▶ [PROBLEM] Starting at the first line, copy the data below through to the end, exactly.

▶ [DATA]

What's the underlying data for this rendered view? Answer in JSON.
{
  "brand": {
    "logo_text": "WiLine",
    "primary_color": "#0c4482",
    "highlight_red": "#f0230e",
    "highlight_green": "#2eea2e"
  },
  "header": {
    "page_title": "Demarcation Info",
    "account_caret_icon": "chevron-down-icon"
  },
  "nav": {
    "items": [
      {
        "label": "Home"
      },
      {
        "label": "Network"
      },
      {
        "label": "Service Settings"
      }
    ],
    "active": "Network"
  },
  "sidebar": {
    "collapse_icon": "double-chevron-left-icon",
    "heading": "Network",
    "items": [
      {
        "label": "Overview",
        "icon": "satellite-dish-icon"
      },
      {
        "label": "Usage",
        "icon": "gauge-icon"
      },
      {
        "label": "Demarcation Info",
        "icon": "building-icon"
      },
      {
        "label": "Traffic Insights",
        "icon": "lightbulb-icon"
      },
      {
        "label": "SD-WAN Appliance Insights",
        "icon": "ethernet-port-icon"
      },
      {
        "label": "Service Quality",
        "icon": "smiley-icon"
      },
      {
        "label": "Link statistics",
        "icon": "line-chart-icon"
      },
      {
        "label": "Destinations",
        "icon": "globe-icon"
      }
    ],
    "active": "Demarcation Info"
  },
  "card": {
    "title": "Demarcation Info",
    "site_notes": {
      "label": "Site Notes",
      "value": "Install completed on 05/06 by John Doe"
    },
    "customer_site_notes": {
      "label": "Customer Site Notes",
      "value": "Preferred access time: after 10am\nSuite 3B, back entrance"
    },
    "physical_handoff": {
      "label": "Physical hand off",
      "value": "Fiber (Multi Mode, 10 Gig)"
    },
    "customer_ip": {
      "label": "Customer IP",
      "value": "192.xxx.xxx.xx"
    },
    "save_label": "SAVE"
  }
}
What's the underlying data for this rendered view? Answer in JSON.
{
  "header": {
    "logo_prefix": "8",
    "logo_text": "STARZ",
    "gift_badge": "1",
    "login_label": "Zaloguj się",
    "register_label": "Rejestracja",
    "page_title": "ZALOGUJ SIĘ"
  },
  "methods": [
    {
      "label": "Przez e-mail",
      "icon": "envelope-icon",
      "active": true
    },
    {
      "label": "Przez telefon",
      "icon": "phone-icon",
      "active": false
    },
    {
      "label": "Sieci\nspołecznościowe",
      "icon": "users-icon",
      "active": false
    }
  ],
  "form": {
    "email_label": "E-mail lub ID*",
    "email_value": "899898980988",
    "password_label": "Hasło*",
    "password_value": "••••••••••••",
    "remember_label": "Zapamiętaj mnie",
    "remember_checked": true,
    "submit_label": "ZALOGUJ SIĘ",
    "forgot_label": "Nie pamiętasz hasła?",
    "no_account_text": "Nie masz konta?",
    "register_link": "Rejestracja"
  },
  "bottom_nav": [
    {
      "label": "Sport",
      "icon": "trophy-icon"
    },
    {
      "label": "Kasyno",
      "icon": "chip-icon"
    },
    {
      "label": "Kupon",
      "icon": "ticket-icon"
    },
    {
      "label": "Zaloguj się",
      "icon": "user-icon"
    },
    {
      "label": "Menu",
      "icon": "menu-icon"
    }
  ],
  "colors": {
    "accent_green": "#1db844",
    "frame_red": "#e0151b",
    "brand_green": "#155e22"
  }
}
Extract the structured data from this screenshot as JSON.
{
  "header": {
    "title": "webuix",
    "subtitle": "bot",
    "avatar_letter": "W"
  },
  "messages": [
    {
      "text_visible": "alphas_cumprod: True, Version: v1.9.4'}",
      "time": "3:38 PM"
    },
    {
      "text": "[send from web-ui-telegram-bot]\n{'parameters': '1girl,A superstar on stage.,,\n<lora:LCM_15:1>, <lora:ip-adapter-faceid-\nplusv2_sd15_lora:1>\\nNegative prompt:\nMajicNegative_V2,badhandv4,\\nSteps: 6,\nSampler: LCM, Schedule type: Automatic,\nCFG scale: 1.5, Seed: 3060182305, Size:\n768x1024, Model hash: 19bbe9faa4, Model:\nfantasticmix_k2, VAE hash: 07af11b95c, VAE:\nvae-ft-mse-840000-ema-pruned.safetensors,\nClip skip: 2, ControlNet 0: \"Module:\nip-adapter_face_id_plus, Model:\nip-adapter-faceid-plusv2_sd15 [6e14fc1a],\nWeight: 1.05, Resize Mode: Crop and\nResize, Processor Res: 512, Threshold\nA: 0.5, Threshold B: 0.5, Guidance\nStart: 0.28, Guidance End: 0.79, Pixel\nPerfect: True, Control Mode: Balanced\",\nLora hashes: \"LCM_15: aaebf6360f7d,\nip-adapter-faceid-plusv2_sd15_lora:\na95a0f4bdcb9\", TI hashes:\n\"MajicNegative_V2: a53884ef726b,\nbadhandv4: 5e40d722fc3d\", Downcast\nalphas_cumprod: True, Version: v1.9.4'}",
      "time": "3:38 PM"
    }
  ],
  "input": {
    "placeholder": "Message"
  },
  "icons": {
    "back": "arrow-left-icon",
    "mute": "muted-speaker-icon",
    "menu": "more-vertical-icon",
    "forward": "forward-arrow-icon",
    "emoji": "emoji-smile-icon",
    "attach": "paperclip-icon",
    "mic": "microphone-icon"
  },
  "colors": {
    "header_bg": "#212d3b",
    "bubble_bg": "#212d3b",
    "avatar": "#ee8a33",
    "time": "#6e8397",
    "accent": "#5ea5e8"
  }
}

▶ [EXERCISE RESULT]
What's the underlying data for this rendered view? Answer in JSON.
{
  "brand": {
    "logo_text": "WiLine",
    "primary_color": "#0c4482",
    "highlight_red": "#f0230e",
    "highlight_green": "#2eea2e"
  },
  "header": {
    "page_title": "Demarcation Info",
    "account_caret_icon": "chevron-down-icon"
  },
  "nav": {
    "items": [
      {
        "label": "Home"
      },
      {
        "label": "Network"
      },
      {
        "label": "Service Settings"
      }
    ],
    "active": "Network"
  },
  "sidebar": {
    "collapse_icon": "double-chevron-left-icon",
    "heading": "Network",
    "items": [
      {
        "label": "Overview",
        "icon": "satellite-dish-icon"
      },
      {
        "label": "Usage",
        "icon": "gauge-icon"
      },
      {
        "label": "Demarcation Info",
        "icon": "building-icon"
      },
      {
        "label": "Traffic Insights",
        "icon": "lightbulb-icon"
      },
      {
        "label": "SD-WAN Appliance Insights",
        "icon": "ethernet-port-icon"
      },
      {
        "label": "Service Quality",
        "icon": "smiley-icon"
      },
      {
        "label": "Link statistics",
        "icon": "line-chart-icon"
      },
      {
        "label": "Destinations",
        "icon": "globe-icon"
      }
    ],
    "active": "Demarcation Info"
  },
  "card": {
    "title": "Demarcation Info",
    "site_notes": {
      "label": "Site Notes",
      "value": "Install completed on 05/06 by John Doe"
    },
    "customer_site_notes": {
      "label": "Customer Site Notes",
      "value": "Preferred access time: after 10am\nSuite 3B, back entrance"
    },
    "physical_handoff": {
      "label": "Physical hand off",
      "value": "Fiber (Multi Mode, 10 Gig)"
    },
    "customer_ip": {
      "label": "Customer IP",
      "value": "192.xxx.xxx.xx"
    },
    "save_label": "SAVE"
  }
}
What's the underlying data for this rendered view? Answer in JSON.
{
  "header": {
    "logo_prefix": "8",
    "logo_text": "STARZ",
    "gift_badge": "1",
    "login_label": "Zaloguj się",
    "register_label": "Rejestracja",
    "page_title": "ZALOGUJ SIĘ"
  },
  "methods": [
    {
      "label": "Przez e-mail",
      "icon": "envelope-icon",
      "active": true
    },
    {
      "label": "Przez telefon",
      "icon": "phone-icon",
      "active": false
    },
    {
      "label": "Sieci\nspołecznościowe",
      "icon": "users-icon",
      "active": false
    }
  ],
  "form": {
    "email_label": "E-mail lub ID*",
    "email_value": "899898980988",
    "password_label": "Hasło*",
    "password_value": "••••••••••••",
    "remember_label": "Zapamiętaj mnie",
    "remember_checked": true,
    "submit_label": "ZALOGUJ SIĘ",
    "forgot_label": "Nie pamiętasz hasła?",
    "no_account_text": "Nie masz konta?",
    "register_link": "Rejestracja"
  },
  "bottom_nav": [
    {
      "label": "Sport",
      "icon": "trophy-icon"
    },
    {
      "label": "Kasyno",
      "icon": "chip-icon"
    },
    {
      "label": "Kupon",
      "icon": "ticket-icon"
    },
    {
      "label": "Zaloguj się",
      "icon": "user-icon"
    },
    {
      "label": "Menu",
      "icon": "menu-icon"
    }
  ],
  "colors": {
    "accent_green": "#1db844",
    "frame_red": "#e0151b",
    "brand_green": "#155e22"
  }
}
Extract the structured data from this screenshot as JSON.
{
  "header": {
    "title": "webuix",
    "subtitle": "bot",
    "avatar_letter": "W"
  },
  "messages": [
    {
      "text_visible": "alphas_cumprod: True, Version: v1.9.4'}",
      "time": "3:38 PM"
    },
    {
      "text": "[send from web-ui-telegram-bot]\n{'parameters': '1girl,A superstar on stage.,,\n<lora:LCM_15:1>, <lora:ip-adapter-faceid-\nplusv2_sd15_lora:1>\\nNegative prompt:\nMajicNegative_V2,badhandv4,\\nSteps: 6,\nSampler: LCM, Schedule type: Automatic,\nCFG scale: 1.5, Seed: 3060182305, Size:\n768x1024, Model hash: 19bbe9faa4, Model:\nfantasticmix_k2, VAE hash: 07af11b95c, VAE:\nvae-ft-mse-840000-ema-pruned.safetensors,\nClip skip: 2, ControlNet 0: \"Module:\nip-adapter_face_id_plus, Model:\nip-adapter-faceid-plusv2_sd15 [6e14fc1a],\nWeight: 1.05, Resize Mode: Crop and\nResize, Processor Res: 512, Threshold\nA: 0.5, Threshold B: 0.5, Guidance\nStart: 0.28, Guidance End: 0.79, Pixel\nPerfect: True, Control Mode: Balanced\",\nLora hashes: \"LCM_15: aaebf6360f7d,\nip-adapter-faceid-plusv2_sd15_lora:\na95a0f4bdcb9\", TI hashes:\n\"MajicNegative_V2: a53884ef726b,\nbadhandv4: 5e40d722fc3d\", Downcast\nalphas_cumprod: True, Version: v1.9.4'}",
      "time": "3:38 PM"
    }
  ],
  "input": {
    "placeholder": "Message"
  },
  "icons": {
    "back": "arrow-left-icon",
    "mute": "muted-speaker-icon",
    "menu": "more-vertical-icon",
    "forward": "forward-arrow-icon",
    "emoji": "emoji-smile-icon",
    "attach": "paperclip-icon",
    "mic": "microphone-icon"
  },
  "colors": {
    "header_bg": "#212d3b",
    "bubble_bg": "#212d3b",
    "avatar": "#ee8a33",
    "time": "#6e8397",
    "accent": "#5ea5e8"
  }
}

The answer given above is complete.